Additionally, in the first quarter of 2022, 7,370 MW of capacity was delayed, of which 551 MW has since come online. In all, since the end of 2021 more than 32,400 MW of capacity has been delayed and has not yet achieved commercial operation, the report found.
Of the 8,166 MW of clean energy capacity expected online in the second quarter but was delayed, 5,782 MW are now expected online by year end with the remaining 2,400 MW of capacity now expected online between 2023 and 2026 or to be delayed indefinitely, the report said.
Looking forward, the capacity of solar power in the clean energy pipeline slowed compared with the first half of 2021, but showed a 5 percent increase over the first quarter, the report found. Solar power projects now account for 57 percent of the pipeline of clean energy capacity in the pipeline, including 22,765 MW under construction and 50,938 MW in advanced development.
Development of land-based wind power, the largest source of operational clean power, has also slowed down, the report found. Between third-quarter 2021 and fourth-quarter 2021 wind capacity in the development pipeline decreased by 7 percent, and between the end of 2021 and first-quarter 2022 the land-based wind pipeline decreased 2 percent, and in the second quarter the wind project pipeline decreased by 1 percent.
Land based wind projects now account for 18 percent, or 23,185 MW, of the clean energy project pipeline with offshore wind projects accounting for an additional 14 percent, or 17,502 MW, of the pipeline.

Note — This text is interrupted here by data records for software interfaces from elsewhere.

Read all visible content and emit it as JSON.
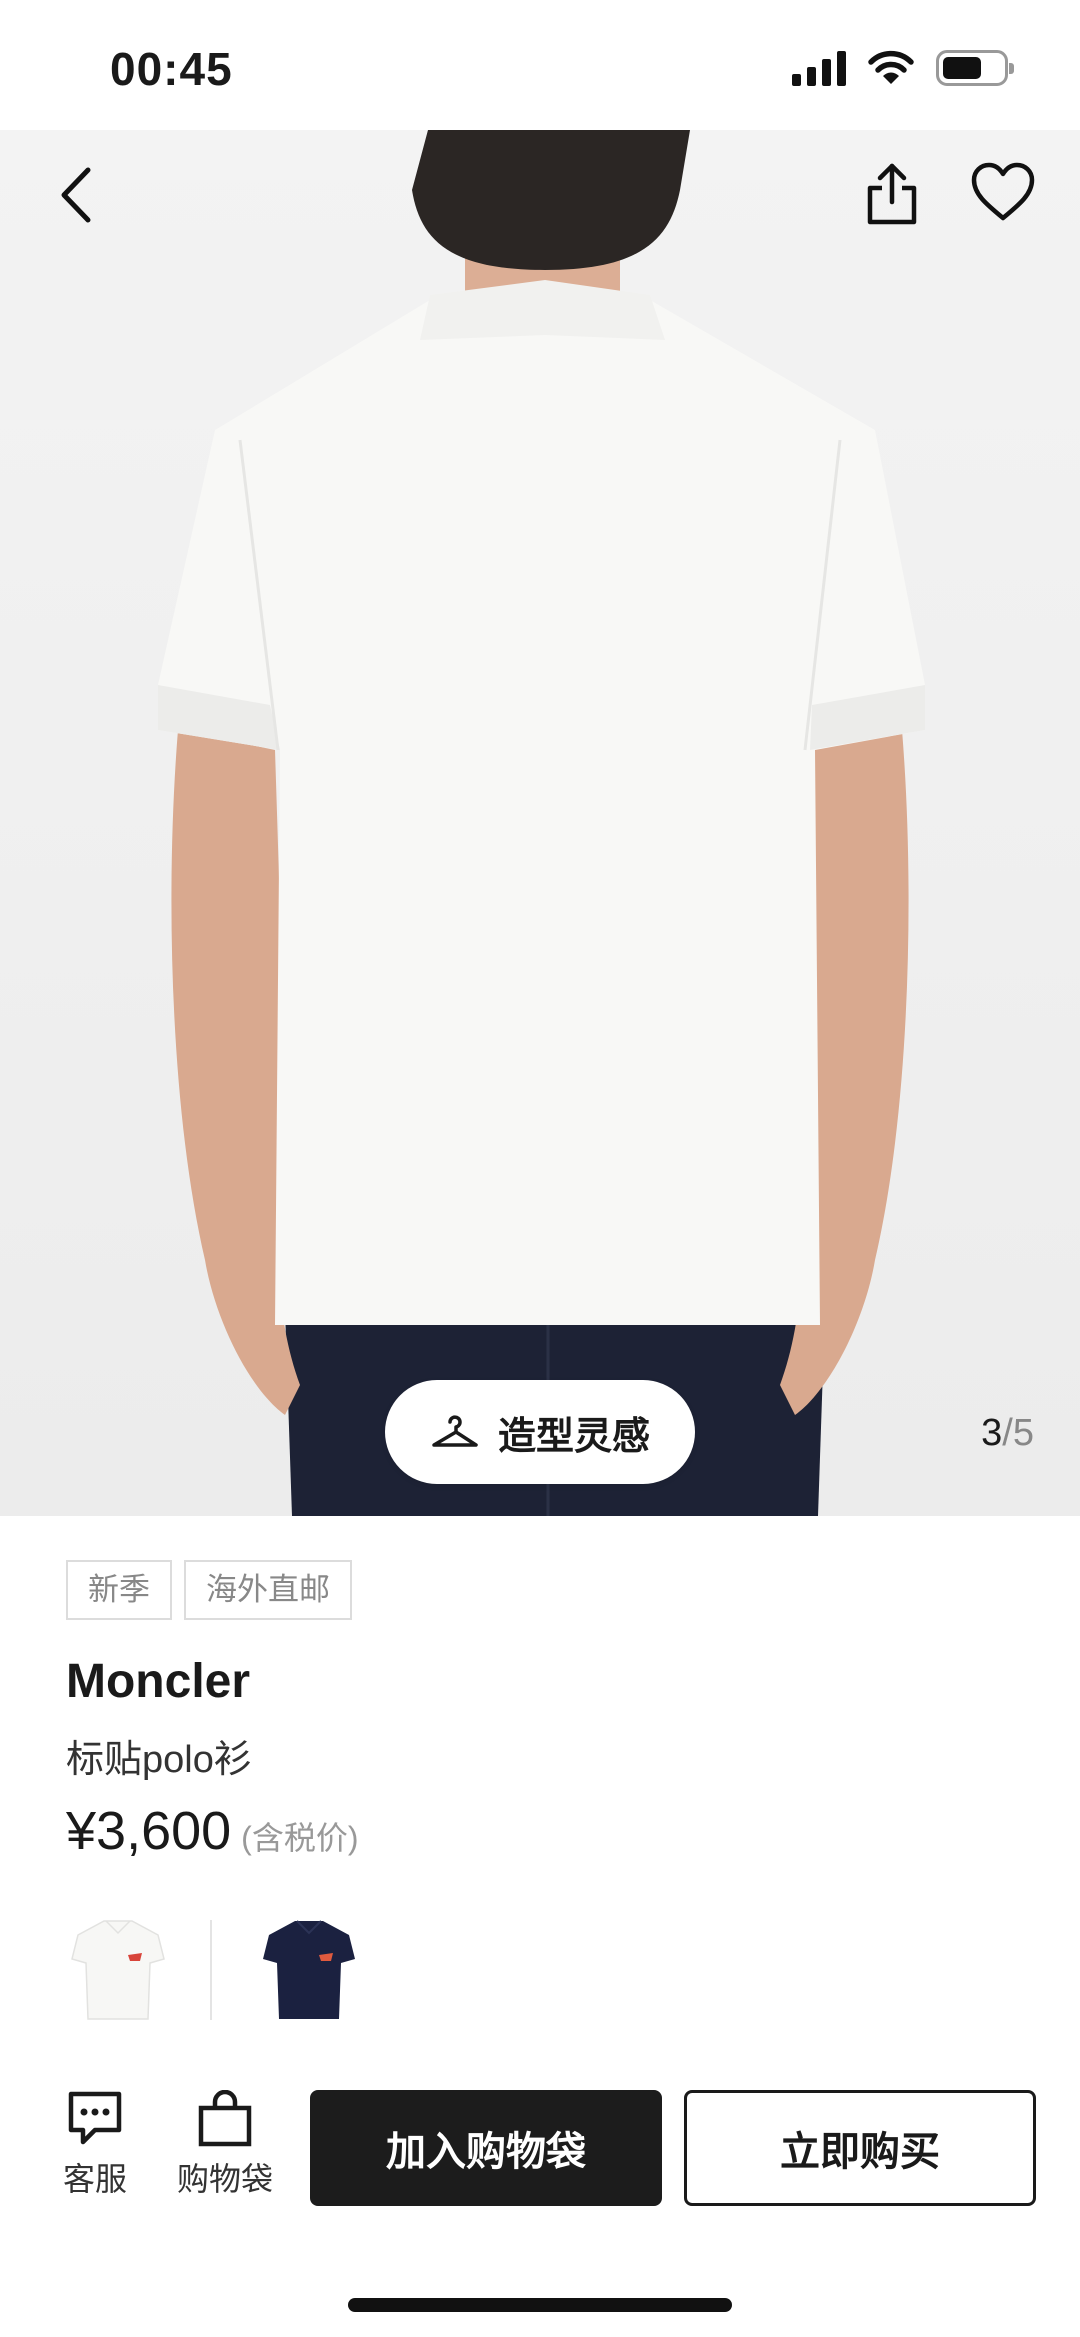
{
  "status_bar": {
    "time": "00:45",
    "icons": [
      "cellular-signal-icon",
      "wifi-icon",
      "battery-icon"
    ],
    "battery_level": 0.66
  },
  "top_nav": {
    "icons": [
      "back-arrow-icon",
      "share-icon",
      "heart-icon"
    ]
  },
  "gallery": {
    "style_button_label": "造型灵感",
    "current": "3",
    "separator": "/",
    "total": "5"
  },
  "product": {
    "tags": [
      "新季",
      "海外直邮"
    ],
    "brand": "Moncler",
    "name": "标贴polo衫",
    "price": "¥3,600",
    "tax_note": "(含税价)",
    "swatches": [
      {
        "color": "white",
        "hex": "#f7f7f5"
      },
      {
        "color": "navy",
        "hex": "#1b2140"
      }
    ]
  },
  "actions": {
    "service_label": "客服",
    "bag_label": "购物袋",
    "add_to_bag_label": "加入购物袋",
    "buy_now_label": "立即购买"
  },
  "colors": {
    "primary_button": "#1c1c1c",
    "text_primary": "#1a1a1a",
    "text_muted": "#888888"
  }
}
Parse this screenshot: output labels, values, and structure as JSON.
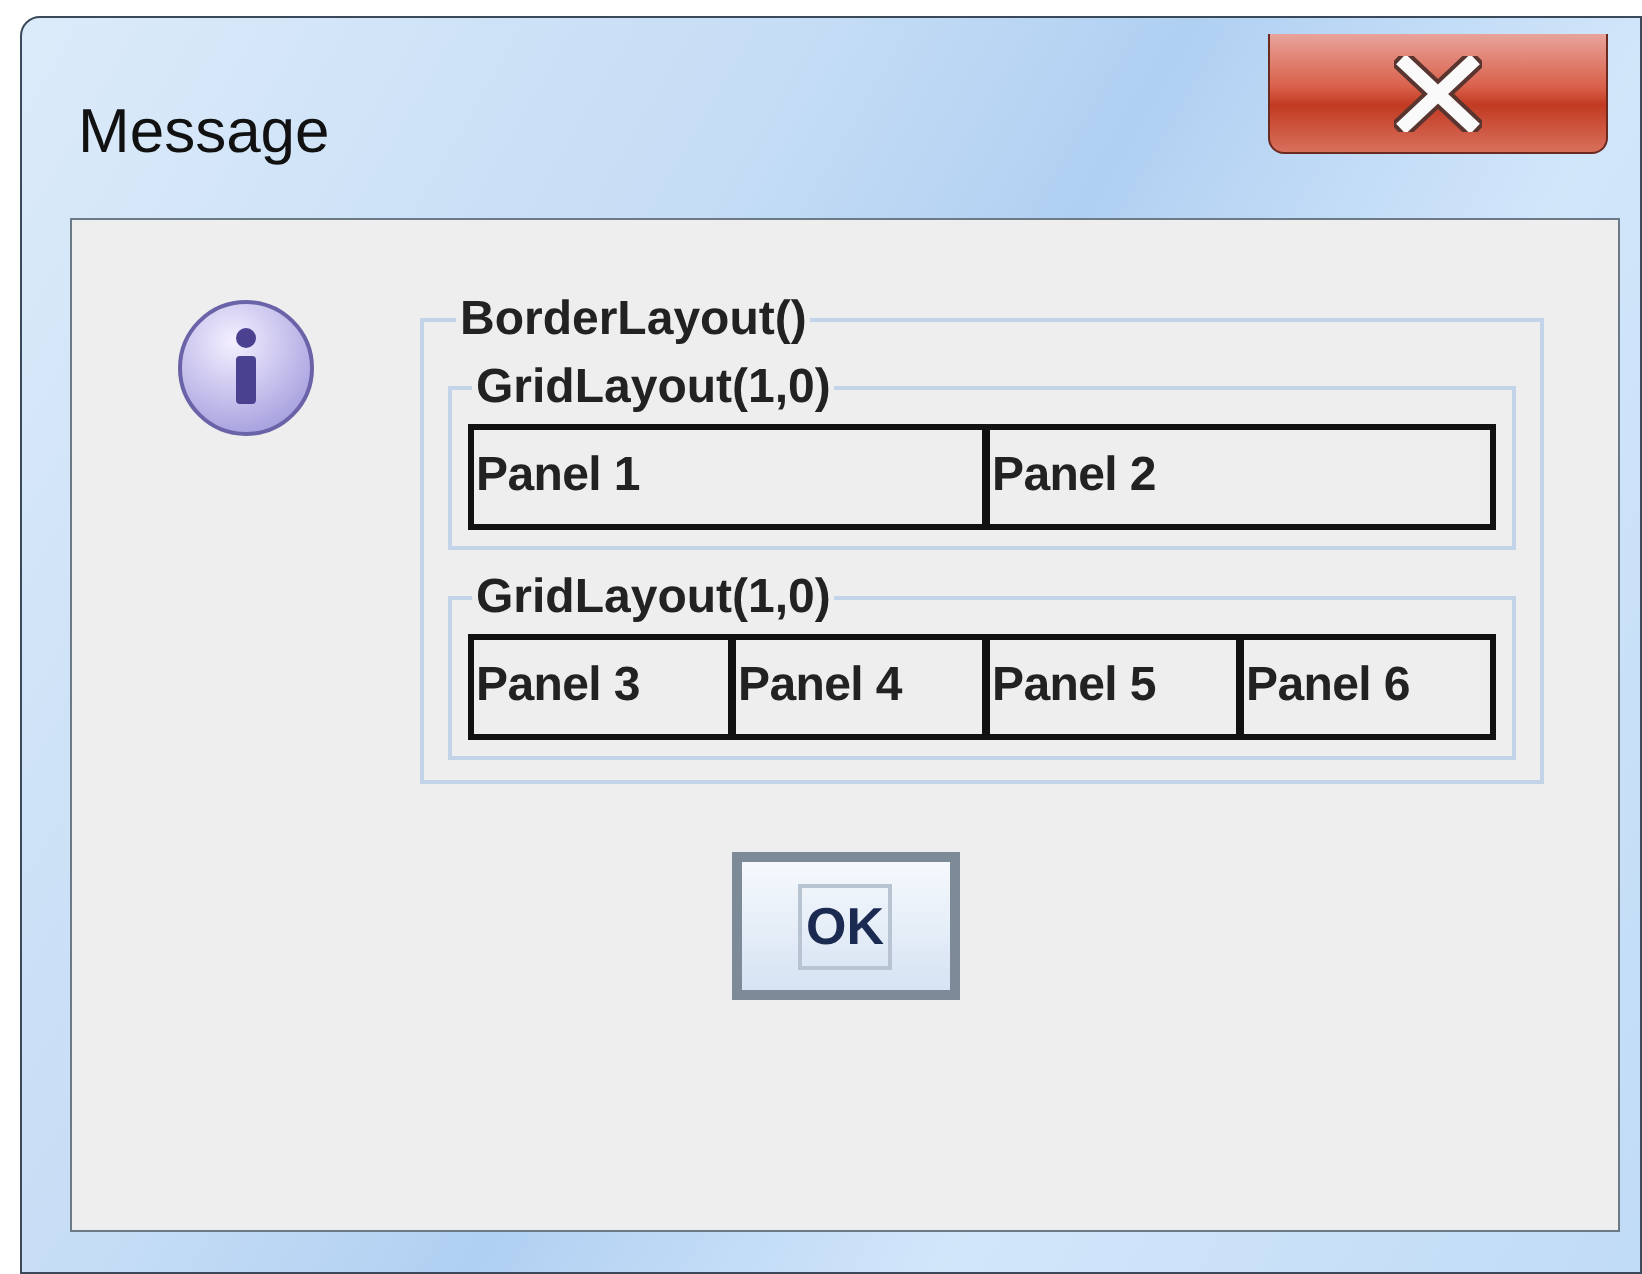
{
  "window": {
    "title": "Message"
  },
  "outer_group": {
    "title": "BorderLayout()",
    "groups": [
      {
        "title": "GridLayout(1,0)",
        "panels": [
          "Panel 1",
          "Panel 2"
        ]
      },
      {
        "title": "GridLayout(1,0)",
        "panels": [
          "Panel 3",
          "Panel 4",
          "Panel 5",
          "Panel 6"
        ]
      }
    ]
  },
  "buttons": [
    {
      "label": "OK",
      "selected": true
    }
  ]
}
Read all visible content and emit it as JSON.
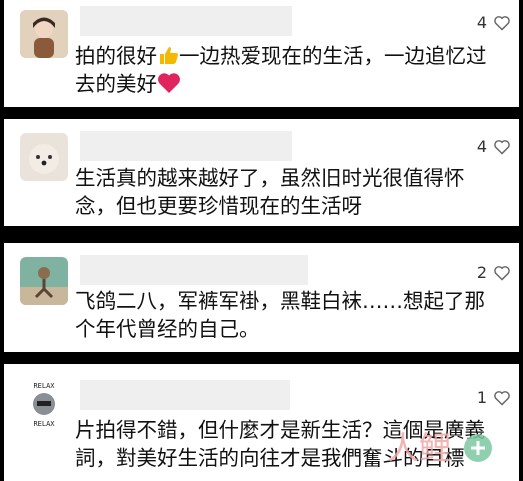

Energy storage projects also slowed, decreasing by 1 percent in terms of megawatt capacity since the first quarter and down from an 18 percent increase between fourth-quarter 2021 and first-quarter 2022, the report found. At the end of the second quarter there were 14,499 MW (36,200 megawatt hours) of storage capacity in development, according to the report.
In terms of megawatts, 31 percent of battery storage capacity in the pipeline are standalone projects with the remaining 69 percent of projects paired with wind or solar resources, according to the report.
California leads in battery storage development with 5,773 MW, accounting for 41 percent of the total storage pipeline, the report found. Texas ranks second with 2,415 MW, and Nevada third with 1,473 MW.
California also ranked first in terms of overall clean energy development, bringing 825 MW of clean energy online in the second quarter, the report found. Texas was second, installing 618 MW, followed by Florida with 277 MW, and Georgia with 236 MW.
In terms of technology, 1,575 MW of new solar capacity was brought online in the second quarter, bringing 2022 solar installations to 4,558 MW, the report said. Five land-based wind projects came online in the second quarter with a total capacity of 620 MW. Total 2022 wind installations are now 3,485 MW. And battery storage had a record second quarter with 992 MW coming online, bringing year-to-date total to 1,751 MW.